‘He also taught me how important it is to be able to work with anyone. In any kitchen the turnover of staff is high. It’s about learning how to find the best in whoever you’ve got to work with, whatever their weaknesses and strengths. As long as somebody comes through my door with enthusiasm, I know I can work with that.’
Galetti has spent a long time forming her dream team at the new restaurant. She worked with her head chef for seven years at Le Gavroche and the rest of the team was sought after alitany of CVs and interviews in a process that wouldn’t look out of place on The Apprentice. ‘Michel showed me how important it is to hang on to good staff once you’ve got them,’ she says.
‘The industry is really competitive at the moment for quality people and I’ve managed to construct a rota whereby my team has a four-day working week. Hell, I wish it was like that when I started.’
When Galetti had her daughter Anais, now ten years old, she came to realise the importance of work-life balance. ‘I felt torn and as though I wasn’t giving 100 per cent to work,’ she says.
‘I was still doing seriously long hours and five-day weeks but leaving the team after a busy lunch service to go home and see my daughter for an evening was really hard for me.
‘However, we are only allotted a finite amount of time with our kids and I certainly don’t want to miss out on any more of Anais’ childhood than I have to. I’m hoping that she will be 22 by the time she realises that she would much rather be with her friends than me but I know it’s not true –I’ve got five or six years, if I’m lucky.’
The opening of Mere marks a new point in her family’s future and there will be hallmarks of her Australasian heritage on the menu. ‘We’ll have a delicious coconut cream pie with banana for pudding and my take on a Kiwi boil-up with doughboys [dumplings]. It’s basically a pot au feu and mine will be refined, with wild watercress through the doughboys and properly chopped vegetables.

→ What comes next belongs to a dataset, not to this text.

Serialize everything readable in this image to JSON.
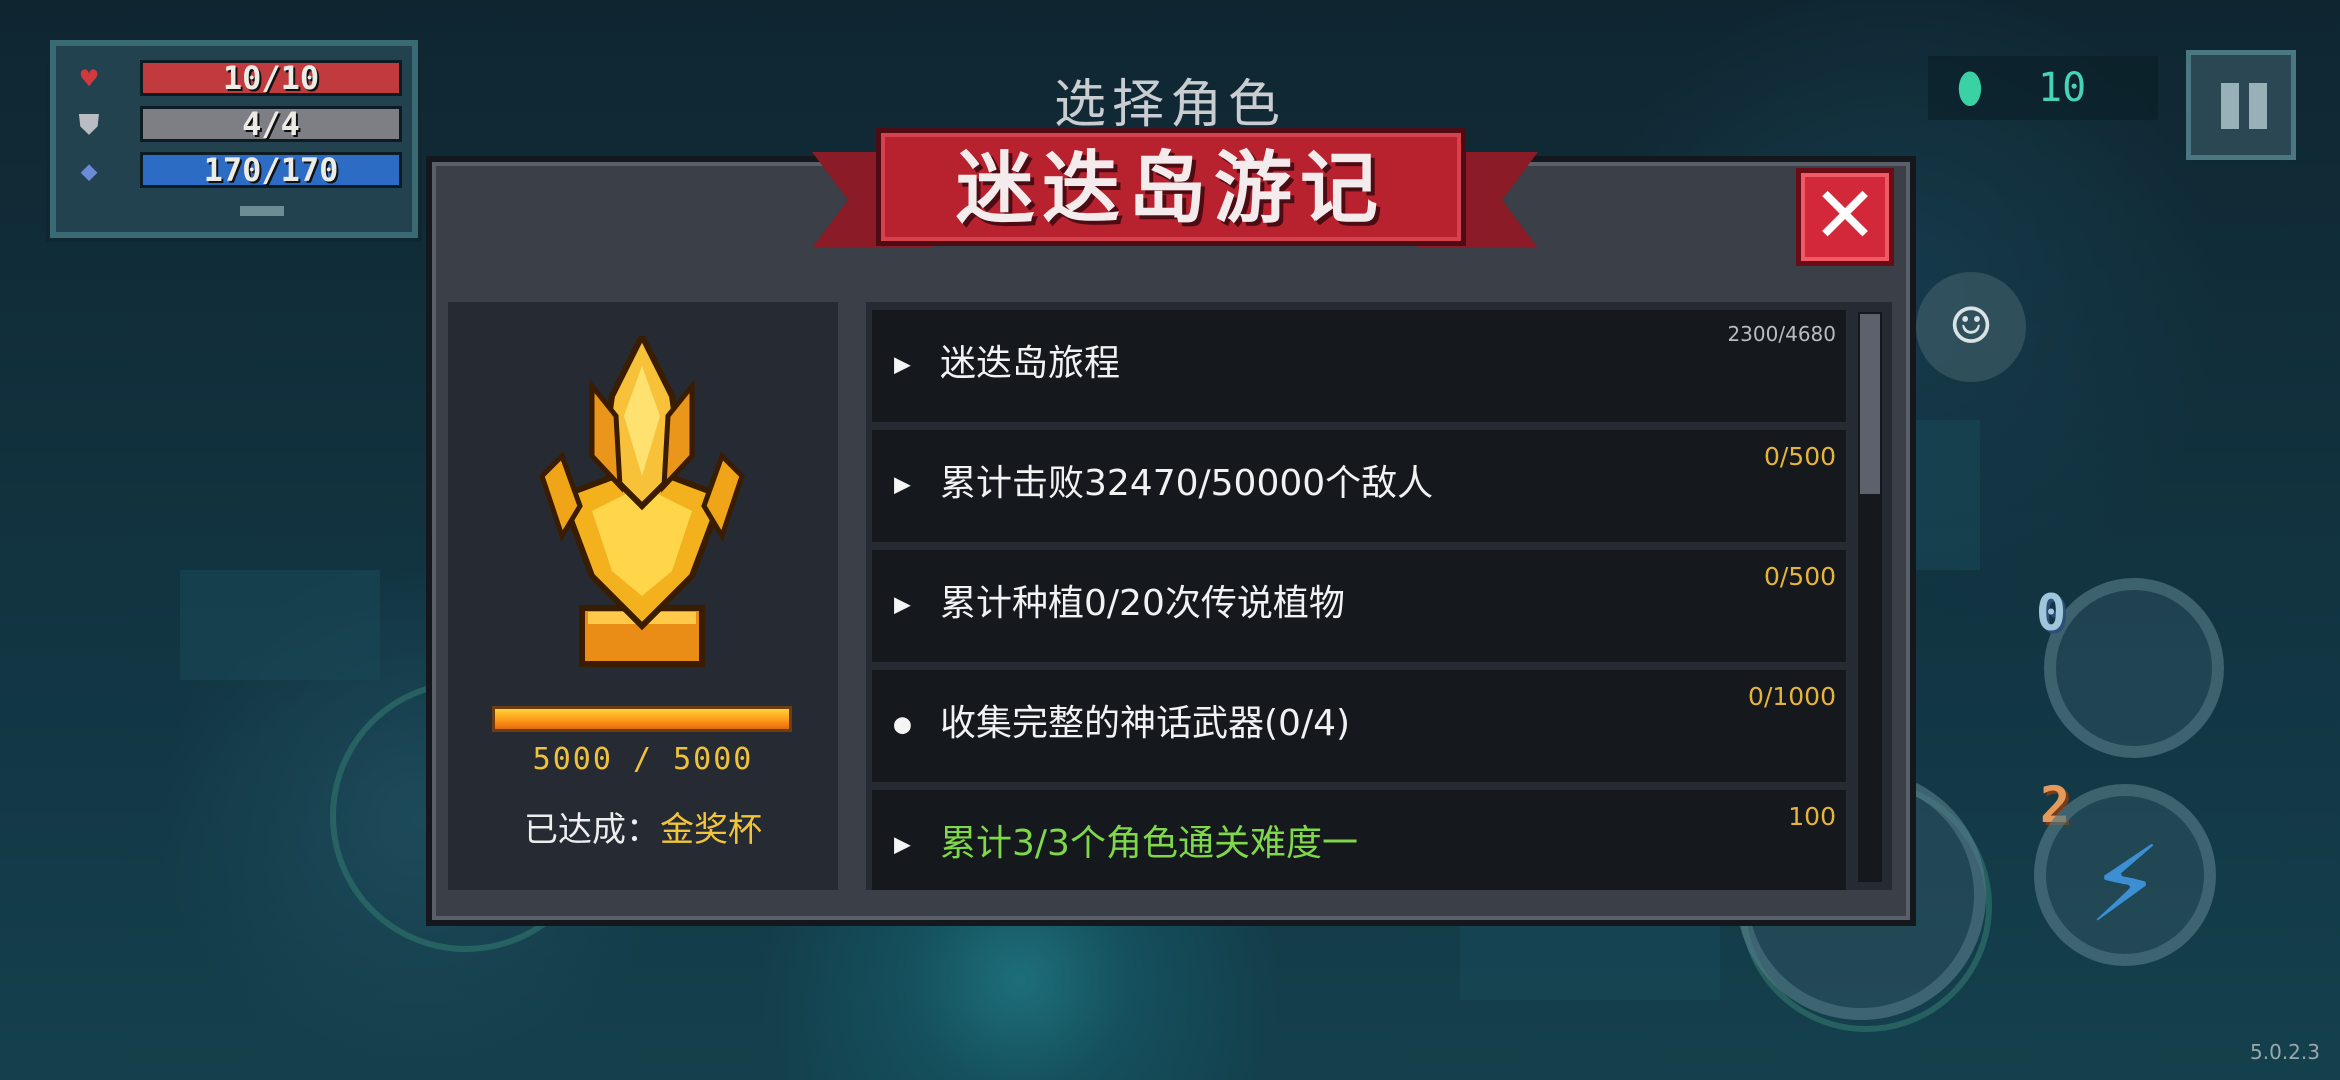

I’ll also strip the skin from the pork, dehydrate it and crumble it across the top of the meat.’ A long way from the stews of her childhood, no doubt.
‘Michel told me to trust my instincts, so that’s what I’m going to do.’ Though with her public profile and stellar chef’s education, surely she’s feeling a bit of pressure? ‘My friends are telling me I’ll take London by storm but I don’t want to take it by storm. I want to make a lasting footprint. I know there’s going to be expectations but they’re other people’s. I just want to provide a great service and show people the art of hospitality. I learnt it at Le Gavroche and now it’s time to put my spin on it,’ she says.
With that, we say our goodbyes, she picks up the hacksaw and disappears into the kitchen – I never did find out what it was for. Though if there was ever a metaphor for cutting apron strings, this would be it.